DENVER -- Every team needs a starting-pitching safety net, a group of second-tier pitchers who can step in if the need arises. In the case of the New York Mets, the safety net is in tatters, perhaps even more so than the actual rotation -- at least health-wise.

A diagnosis by team doctor David Altchek in New York on Monday resulted in right-hander Chris Young being diagnosed with a torn anterior capsule in his right shoulder, the same injury for which Johan Santana underwent surgery on Sept. 14 and only now is ready to step onto a mound. The best-case scenario is Santana -- who, unlike Young, had not had previous shoulder woes -- is back in a major league game in July, a full 10 months after the procedure.

Young's contract was structured to minimize the Mets' risk. He received a $1.1 million base salary. The incentives that could have lifted his contract to as much as $4.5 million did not start kicking in until Young made 10 starts or pitched 70 innings. He was at four starts and 24 innings when he landed on the disabled list last weekend for the second time this season.

So the Mets insulated themselves from serious financial risk, but the safeguards for Young in terms of rotation depth suddenly have disappeared. That is, they have disappeared beyond Dillon Gee.

The top two alternatives in Triple-A Buffalo's rotation both now have torn elbow ligaments. Boof Bonser already has undergone Tommy John surgery. A second look at Jenrry Mejia's right elbow in Birmingham, Ala., has confirmed the need for the prospect to undergo that procedure, too. Altchek will perform the procedure soon.

For now, Gee will step into the rotation, with his next start scheduled for Friday at Houston.

Who is next if Gee or another member of the rotation goes down or otherwise falters?

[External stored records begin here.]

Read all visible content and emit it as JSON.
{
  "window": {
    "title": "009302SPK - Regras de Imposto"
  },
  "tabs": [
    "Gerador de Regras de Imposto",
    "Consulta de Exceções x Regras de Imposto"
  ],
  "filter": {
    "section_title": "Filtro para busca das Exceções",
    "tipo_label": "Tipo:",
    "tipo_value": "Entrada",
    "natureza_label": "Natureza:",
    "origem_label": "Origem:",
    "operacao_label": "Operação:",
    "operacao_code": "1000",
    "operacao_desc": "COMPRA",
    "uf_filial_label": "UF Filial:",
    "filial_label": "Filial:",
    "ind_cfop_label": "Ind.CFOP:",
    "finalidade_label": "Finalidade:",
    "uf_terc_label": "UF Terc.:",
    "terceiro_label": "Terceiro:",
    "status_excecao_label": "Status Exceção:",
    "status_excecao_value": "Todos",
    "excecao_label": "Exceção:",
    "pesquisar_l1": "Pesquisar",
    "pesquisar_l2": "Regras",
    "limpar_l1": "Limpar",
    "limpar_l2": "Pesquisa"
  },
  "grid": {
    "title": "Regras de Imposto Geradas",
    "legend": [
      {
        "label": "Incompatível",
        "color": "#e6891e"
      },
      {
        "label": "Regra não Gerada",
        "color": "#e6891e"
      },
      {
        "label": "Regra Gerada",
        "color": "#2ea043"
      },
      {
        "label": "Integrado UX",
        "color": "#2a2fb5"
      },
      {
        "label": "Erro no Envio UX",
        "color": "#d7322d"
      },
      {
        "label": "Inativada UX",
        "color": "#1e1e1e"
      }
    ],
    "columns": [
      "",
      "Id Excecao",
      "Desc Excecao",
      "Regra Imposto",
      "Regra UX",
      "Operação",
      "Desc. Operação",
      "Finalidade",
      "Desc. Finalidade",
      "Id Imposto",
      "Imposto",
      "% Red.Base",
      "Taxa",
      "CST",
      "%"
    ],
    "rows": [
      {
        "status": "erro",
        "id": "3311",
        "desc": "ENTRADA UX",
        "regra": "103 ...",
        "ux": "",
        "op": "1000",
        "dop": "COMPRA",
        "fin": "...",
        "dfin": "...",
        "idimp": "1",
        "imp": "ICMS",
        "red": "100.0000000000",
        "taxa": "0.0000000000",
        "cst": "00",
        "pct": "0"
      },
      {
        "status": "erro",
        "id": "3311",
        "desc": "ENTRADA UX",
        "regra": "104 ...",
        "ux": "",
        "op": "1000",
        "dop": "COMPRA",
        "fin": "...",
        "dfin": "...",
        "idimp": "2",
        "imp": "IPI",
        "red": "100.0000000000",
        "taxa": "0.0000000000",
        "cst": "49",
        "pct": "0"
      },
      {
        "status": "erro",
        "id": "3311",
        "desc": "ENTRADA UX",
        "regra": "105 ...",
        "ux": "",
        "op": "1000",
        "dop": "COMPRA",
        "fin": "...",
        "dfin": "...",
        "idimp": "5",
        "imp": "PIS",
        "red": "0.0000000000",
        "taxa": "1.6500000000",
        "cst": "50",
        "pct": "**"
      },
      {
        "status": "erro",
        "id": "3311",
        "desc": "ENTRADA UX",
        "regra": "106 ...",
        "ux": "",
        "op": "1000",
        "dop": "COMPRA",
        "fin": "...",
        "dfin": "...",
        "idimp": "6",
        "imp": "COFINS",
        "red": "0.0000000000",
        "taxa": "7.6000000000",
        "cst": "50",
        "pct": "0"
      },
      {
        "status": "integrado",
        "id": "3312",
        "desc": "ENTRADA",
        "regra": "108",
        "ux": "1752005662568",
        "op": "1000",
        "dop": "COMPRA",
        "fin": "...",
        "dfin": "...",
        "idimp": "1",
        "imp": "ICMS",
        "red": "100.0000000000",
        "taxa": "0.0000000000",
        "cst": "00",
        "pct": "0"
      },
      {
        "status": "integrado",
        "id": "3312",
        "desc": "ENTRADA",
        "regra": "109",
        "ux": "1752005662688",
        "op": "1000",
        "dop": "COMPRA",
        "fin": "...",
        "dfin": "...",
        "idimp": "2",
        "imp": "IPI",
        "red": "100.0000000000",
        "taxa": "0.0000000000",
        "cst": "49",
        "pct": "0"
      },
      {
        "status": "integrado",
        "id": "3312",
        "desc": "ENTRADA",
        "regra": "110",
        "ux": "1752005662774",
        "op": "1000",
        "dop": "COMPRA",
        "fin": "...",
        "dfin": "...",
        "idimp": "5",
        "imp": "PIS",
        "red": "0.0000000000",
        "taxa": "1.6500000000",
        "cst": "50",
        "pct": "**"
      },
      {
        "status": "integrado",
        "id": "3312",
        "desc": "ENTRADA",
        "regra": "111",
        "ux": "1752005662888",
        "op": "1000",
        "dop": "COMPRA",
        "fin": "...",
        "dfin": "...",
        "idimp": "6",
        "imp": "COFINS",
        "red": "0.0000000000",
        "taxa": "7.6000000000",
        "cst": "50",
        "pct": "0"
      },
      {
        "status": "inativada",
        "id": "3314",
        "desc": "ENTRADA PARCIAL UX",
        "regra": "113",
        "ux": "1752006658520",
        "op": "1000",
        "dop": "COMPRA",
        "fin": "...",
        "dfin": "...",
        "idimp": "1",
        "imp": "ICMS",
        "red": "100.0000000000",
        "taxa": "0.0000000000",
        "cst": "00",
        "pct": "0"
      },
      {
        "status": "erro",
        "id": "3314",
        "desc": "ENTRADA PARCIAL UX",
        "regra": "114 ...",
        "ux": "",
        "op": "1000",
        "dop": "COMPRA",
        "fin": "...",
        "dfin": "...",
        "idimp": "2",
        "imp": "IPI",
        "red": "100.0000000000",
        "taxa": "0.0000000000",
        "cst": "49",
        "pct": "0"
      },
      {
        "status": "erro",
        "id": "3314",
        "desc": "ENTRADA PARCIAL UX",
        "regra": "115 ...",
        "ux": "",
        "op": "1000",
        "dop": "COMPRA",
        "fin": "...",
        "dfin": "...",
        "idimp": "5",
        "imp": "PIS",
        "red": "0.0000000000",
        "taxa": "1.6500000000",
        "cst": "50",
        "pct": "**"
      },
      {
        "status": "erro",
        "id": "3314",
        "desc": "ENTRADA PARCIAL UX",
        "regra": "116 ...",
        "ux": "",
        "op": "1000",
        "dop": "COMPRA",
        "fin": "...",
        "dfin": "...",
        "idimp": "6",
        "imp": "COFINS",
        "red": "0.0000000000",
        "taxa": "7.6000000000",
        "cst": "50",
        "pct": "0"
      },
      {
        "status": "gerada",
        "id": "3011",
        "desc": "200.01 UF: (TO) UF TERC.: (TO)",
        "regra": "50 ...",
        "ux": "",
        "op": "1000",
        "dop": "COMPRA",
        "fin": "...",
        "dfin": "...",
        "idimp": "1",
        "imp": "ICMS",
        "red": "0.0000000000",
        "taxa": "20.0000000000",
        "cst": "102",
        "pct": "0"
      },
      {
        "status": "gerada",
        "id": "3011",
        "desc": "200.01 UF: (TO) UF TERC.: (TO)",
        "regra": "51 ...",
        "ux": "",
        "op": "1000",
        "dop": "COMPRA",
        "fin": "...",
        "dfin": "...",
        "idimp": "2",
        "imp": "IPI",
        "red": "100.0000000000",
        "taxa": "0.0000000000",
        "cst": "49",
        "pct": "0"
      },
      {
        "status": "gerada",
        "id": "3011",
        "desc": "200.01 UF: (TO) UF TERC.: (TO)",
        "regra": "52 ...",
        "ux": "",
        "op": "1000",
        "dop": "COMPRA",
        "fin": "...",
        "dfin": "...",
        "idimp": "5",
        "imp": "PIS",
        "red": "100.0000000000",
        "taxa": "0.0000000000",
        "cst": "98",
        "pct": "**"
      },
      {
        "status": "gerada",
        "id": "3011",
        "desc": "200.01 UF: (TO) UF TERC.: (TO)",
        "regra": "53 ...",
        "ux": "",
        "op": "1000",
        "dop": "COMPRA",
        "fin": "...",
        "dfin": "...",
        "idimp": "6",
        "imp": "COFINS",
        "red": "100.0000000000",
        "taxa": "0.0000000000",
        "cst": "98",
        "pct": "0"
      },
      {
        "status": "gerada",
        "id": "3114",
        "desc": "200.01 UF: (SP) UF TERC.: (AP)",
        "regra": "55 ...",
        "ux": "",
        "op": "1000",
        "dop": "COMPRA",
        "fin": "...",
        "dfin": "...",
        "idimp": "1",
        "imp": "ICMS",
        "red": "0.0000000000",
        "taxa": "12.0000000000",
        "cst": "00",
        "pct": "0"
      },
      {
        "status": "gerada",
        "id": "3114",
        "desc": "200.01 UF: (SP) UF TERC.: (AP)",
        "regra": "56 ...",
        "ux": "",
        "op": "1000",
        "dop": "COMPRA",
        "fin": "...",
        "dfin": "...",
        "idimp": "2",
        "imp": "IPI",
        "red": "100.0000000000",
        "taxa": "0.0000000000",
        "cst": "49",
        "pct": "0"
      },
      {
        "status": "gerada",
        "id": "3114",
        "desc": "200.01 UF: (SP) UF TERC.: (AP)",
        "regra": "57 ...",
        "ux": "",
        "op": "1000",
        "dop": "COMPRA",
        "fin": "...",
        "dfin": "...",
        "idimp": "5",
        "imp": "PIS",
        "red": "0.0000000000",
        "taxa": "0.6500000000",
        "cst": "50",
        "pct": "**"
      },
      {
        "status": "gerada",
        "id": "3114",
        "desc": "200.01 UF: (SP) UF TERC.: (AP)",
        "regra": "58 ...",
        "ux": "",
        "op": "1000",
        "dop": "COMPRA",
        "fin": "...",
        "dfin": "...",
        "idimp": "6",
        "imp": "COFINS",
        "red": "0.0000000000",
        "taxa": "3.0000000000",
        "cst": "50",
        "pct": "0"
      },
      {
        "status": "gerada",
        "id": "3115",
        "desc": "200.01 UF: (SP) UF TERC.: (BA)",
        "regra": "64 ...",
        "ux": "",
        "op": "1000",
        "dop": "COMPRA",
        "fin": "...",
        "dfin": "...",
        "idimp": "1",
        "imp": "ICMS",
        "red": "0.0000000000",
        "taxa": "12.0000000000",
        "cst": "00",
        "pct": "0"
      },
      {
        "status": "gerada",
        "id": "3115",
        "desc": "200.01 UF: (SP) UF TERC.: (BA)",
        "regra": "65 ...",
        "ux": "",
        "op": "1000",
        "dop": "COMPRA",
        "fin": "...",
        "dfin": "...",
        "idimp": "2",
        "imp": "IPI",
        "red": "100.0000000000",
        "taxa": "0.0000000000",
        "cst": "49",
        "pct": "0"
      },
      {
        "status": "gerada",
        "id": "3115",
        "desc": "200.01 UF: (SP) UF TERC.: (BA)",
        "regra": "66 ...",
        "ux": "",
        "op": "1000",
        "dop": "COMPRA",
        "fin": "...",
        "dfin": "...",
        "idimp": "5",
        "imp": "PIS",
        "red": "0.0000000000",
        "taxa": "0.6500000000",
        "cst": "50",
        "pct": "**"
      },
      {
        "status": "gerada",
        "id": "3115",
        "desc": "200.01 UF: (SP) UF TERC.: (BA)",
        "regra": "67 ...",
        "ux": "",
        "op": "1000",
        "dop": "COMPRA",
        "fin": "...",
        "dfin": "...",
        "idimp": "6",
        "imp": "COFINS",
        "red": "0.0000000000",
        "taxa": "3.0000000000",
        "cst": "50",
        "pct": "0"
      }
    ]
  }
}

Well, Santana may very well be back in July. He is supposedly due to step on a mound any day. But there are no guarantees he returns like his former self, especially during the second half of this season. Chien-Ming Wang, who also had a torn anterior capsule, has not returned to the majors since going 1-6 with a 9.64 ERA with the Yankees in 2009 and then undergoing the procedure. Wang has not yet even made a minor league rehab start in two seasons with the Washington Nationals.

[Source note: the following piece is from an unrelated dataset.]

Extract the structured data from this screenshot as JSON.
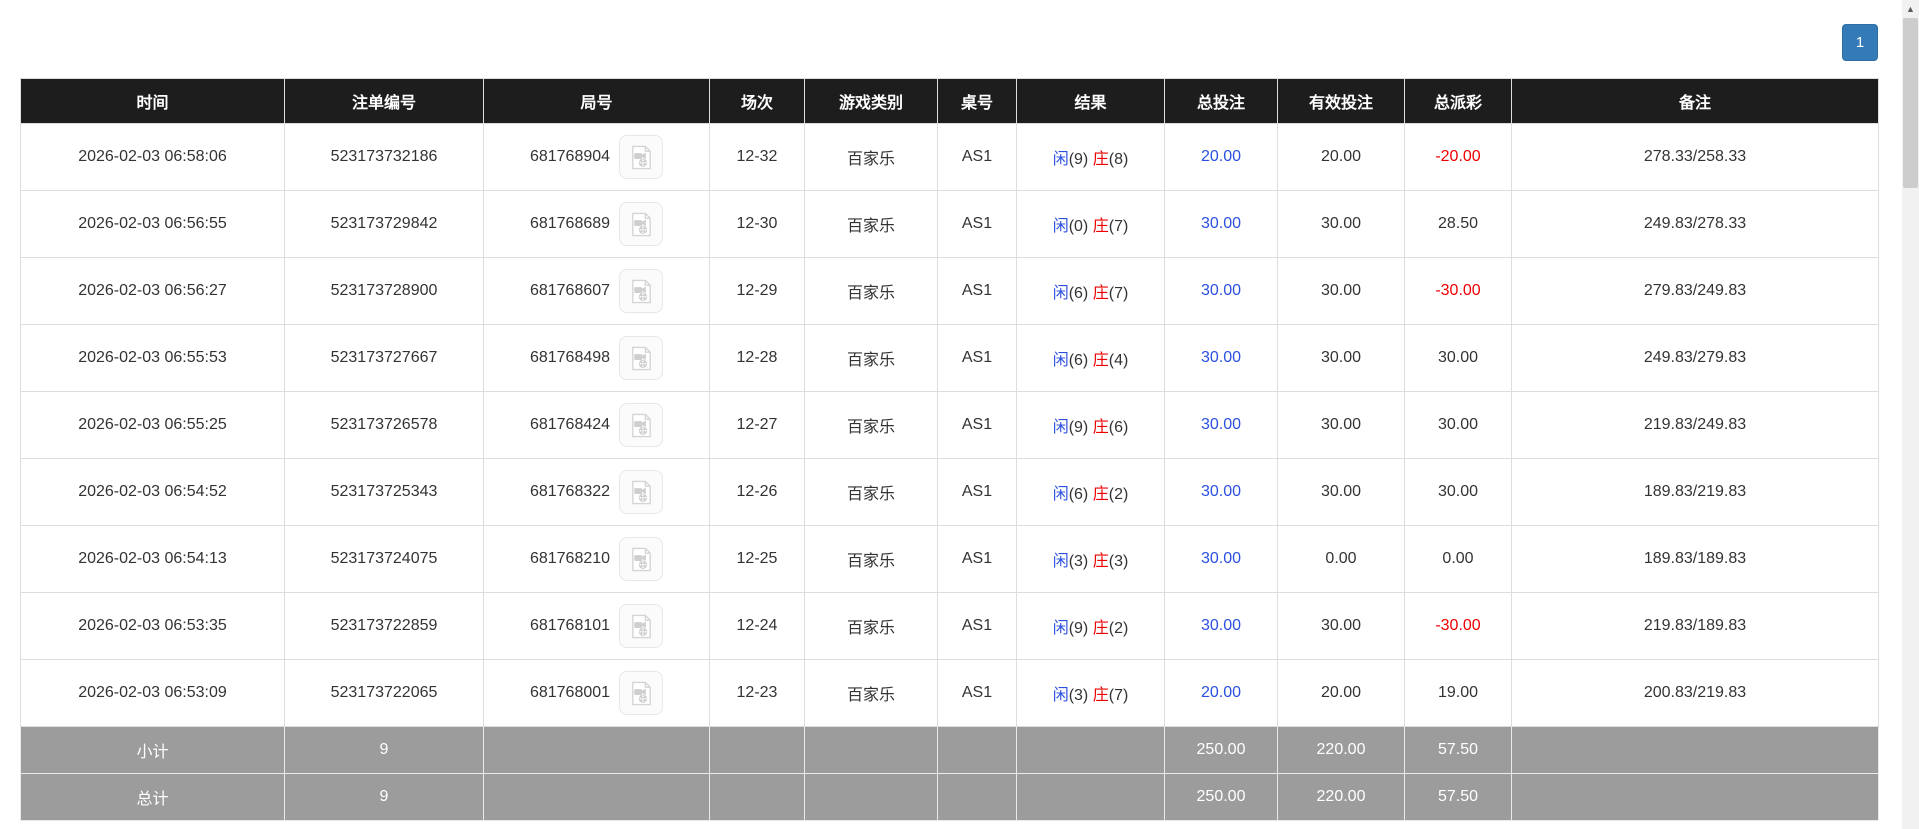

Pat Misch is currently in the major league bullpen, but certainly has the background to step into a starting role if needed -- provided the southpaw gets some lengthier outings in the interim and does not lose his stamina.

And do not forget about D.J. Carrasco, who cannot be pleased sitting at Buffalo. In the first season of a two-year, $2.4 million deal, the 34-year-old Carrasco was demoted April 24. Carrasco has a 6.00 ERA in three appearances (two starts) in the International League since the demotion. And clearly Mets officials are not pleased with the results. After all, they have since called up Misch and fellow left-hander Mike O'Connor while bypassing Carrasco.

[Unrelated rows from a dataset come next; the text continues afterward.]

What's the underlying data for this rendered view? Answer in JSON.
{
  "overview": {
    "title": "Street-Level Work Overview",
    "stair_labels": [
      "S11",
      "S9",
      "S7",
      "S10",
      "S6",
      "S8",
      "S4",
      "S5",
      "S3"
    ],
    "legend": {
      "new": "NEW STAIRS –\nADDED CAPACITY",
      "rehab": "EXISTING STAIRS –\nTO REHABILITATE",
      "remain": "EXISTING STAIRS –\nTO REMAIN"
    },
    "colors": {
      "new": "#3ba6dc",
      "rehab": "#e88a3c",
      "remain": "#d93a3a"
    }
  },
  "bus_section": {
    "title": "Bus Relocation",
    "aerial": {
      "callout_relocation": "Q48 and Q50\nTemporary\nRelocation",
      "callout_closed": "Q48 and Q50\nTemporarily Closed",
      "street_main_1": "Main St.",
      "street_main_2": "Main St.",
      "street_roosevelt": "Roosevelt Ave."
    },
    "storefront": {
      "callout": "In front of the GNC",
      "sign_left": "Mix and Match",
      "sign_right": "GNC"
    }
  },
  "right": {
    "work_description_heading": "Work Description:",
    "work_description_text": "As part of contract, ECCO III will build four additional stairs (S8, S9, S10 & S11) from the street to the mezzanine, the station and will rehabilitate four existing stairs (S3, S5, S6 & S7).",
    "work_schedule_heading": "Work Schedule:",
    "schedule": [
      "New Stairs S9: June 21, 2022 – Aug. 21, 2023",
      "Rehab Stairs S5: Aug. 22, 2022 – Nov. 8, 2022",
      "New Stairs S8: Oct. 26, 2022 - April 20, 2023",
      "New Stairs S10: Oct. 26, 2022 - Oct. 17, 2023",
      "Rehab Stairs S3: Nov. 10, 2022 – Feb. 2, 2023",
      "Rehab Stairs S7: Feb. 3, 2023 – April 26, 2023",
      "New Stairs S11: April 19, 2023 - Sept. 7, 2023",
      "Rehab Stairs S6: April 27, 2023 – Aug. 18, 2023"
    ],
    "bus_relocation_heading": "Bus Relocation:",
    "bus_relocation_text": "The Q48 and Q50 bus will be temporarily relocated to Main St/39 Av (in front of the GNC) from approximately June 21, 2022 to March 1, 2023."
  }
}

Right-hander Matt Harvey, the 2010 first-round pick out of the University of North Carolina, may be the top healthy pitching prospect at this point. And he has been wildly successful at Class A St. Lucie, producing a 4-1 record and 1.10 ERA in six starts. But that merely merits a promotion in the immediate future to Double-A Binghamton, not a jump to the major league level -- not without an intermediate stop or two at the upper levels of the minors, anyway.

So you may start hearing more about mid-level prospect Josh Stinson, who had a 2.57 ERA in four starts with Buffalo at the end of last year, but who has not duplicated that success so far this season with the Bisons. Or you may start hearing about Jeurys Familia, who just made the jump from St. Lucie to Binghamton.

The Mets even dipped to the independent Atlantic League last week and signed 36-year-old right-hander Brian Sweeney, formerly of the Seattle Mariners . He made his Buffalo debut Monday, surrendering three homers while being charged with five runs (four earned) in six innings against the Yankees' Triple-A affiliate.

"This is part of the deal," assistant GM John Ricco said, referring to the litany of starting pitching injuries. "You deal with these injuries. And you know that going in -- that you try to build up as much depth as possible. Dillon Gee is a guy who has stepped in and done very well so far for us. And we have other pitchers in the organization who will step up as well."